Twelve summers ago, my days were spent dashing between fences and through neighbors’ yards, trying to outsmart the cops or robbers. Then my best friend, Michelle, and I would ride around on our bikes, wearing our matching bright pink helmets that were adorned with stars, or other days we would put on our swim suits and sprint through the waterfall in my front yard — only to be distracted by Joe, our friendly neighborhood ice cream man.
The 4th of July parade was never missed and the 4th of July neighborhood BBQ was an annual tradition, cherries never went unpicked, dinners were eaten in the backyard with the red-checkered tablecloth, camping at Lincoln Rock in Wenatchee was a must, friendships consisted of hours of sardines, hide and seek, spinning in the front yard, trampolines, chalk, matching jellies, and secret hand shakes.
Years went on and summers stayed relatively the same with the addition of another friend, also named Michelle, walks to the corner store for 10¢ candy, a camping trip missed once or twice, water balloon fights, a fort in the back of my grandpa’s old pickup truck, and a few more fashion pollies to add to our collection.
Then I blinked, and I was older. Fashion pollies are in the attic. I work too much to have time for camping.
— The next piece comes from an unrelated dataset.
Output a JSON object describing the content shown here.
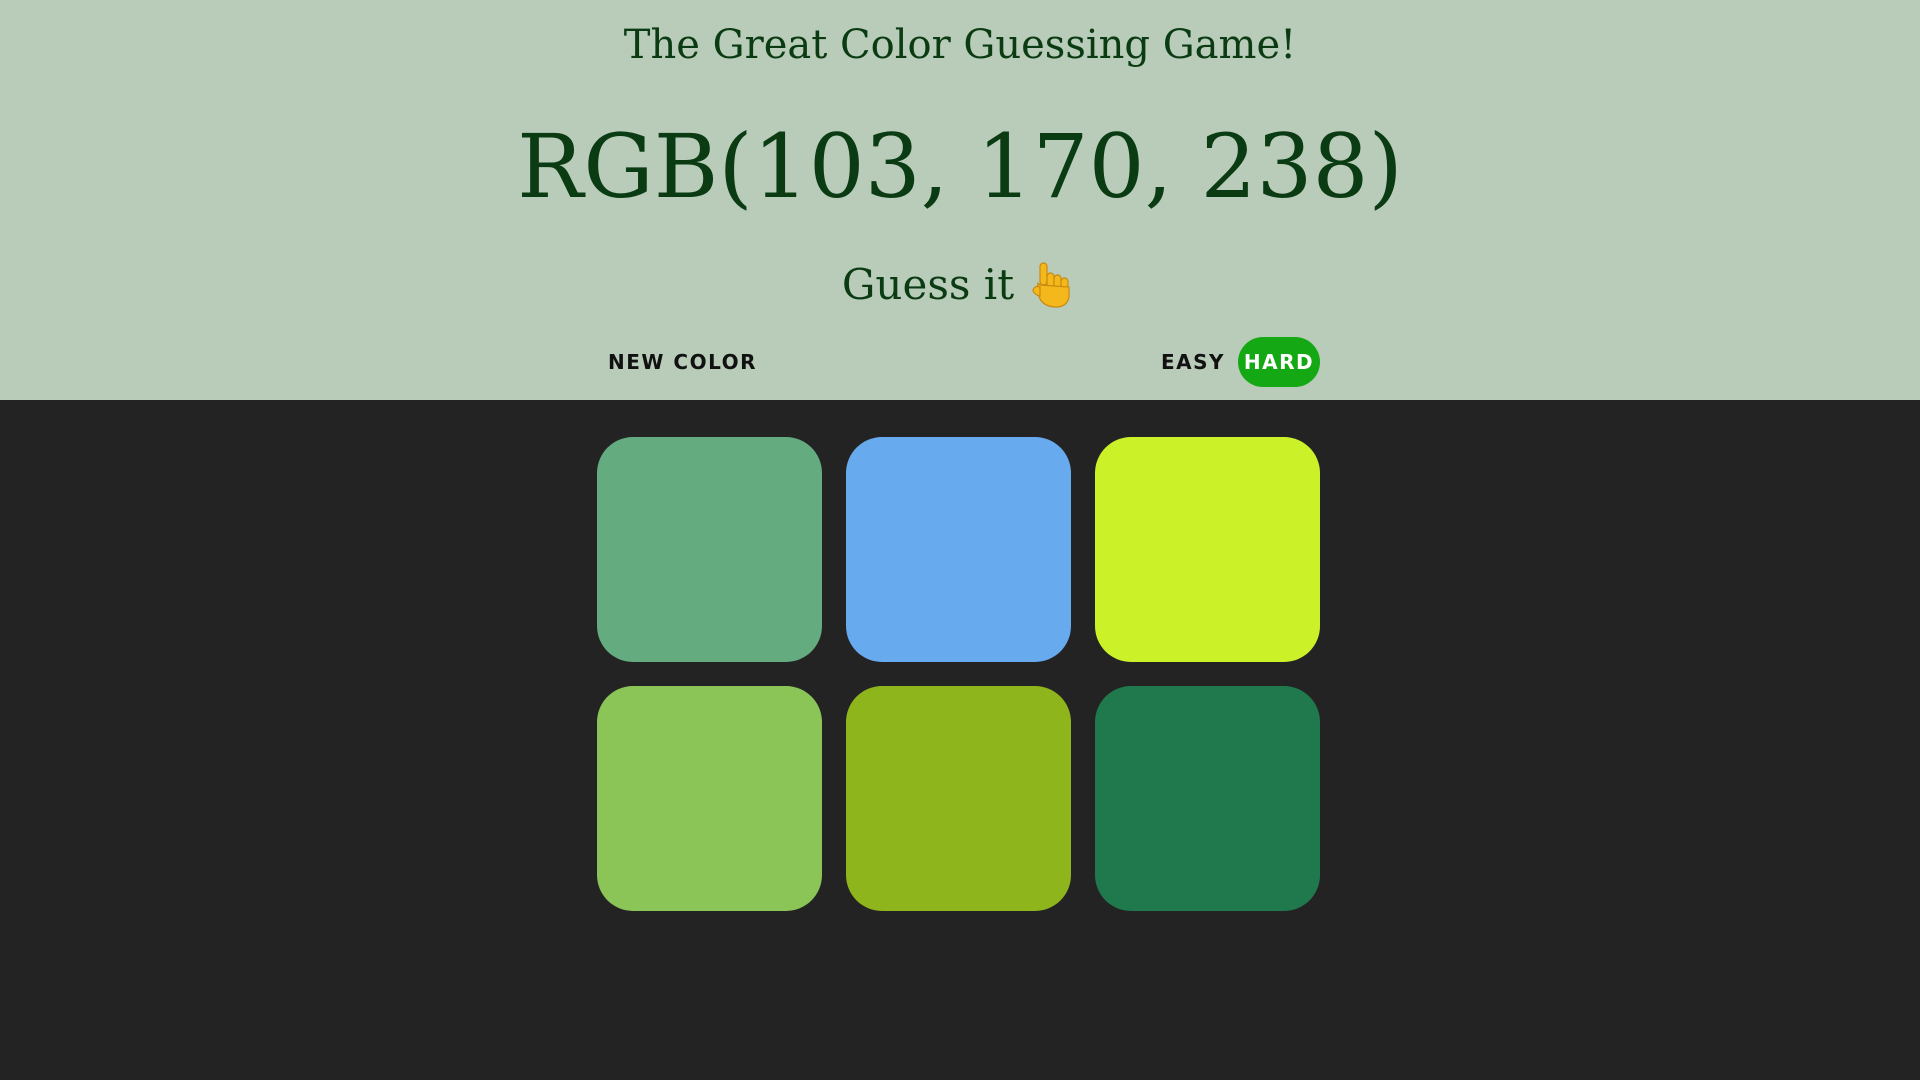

I don’t remember the last time I played hide and seek, and I don’t even own a bike anymore.
This summer we all have jobs. I’m coaching the swim team that I used to swim for. Some friends are a hundred or thousands of miles away, not just a few blocks away. And other friends have boyfriends. We’re no longer crushing on the cute boys from 80’s chick flicks. Our thoughts have turned from “do you want to ride bikes or play hide and seek,” to “how am I going to pay off my loans.” It’s funny how time changes things.
I guess I’ve already grown up, but sometimes it still feels like I just abandoned my childhood with so much growing up still to do. Growing up was inevitable, but it’s still just as surprising.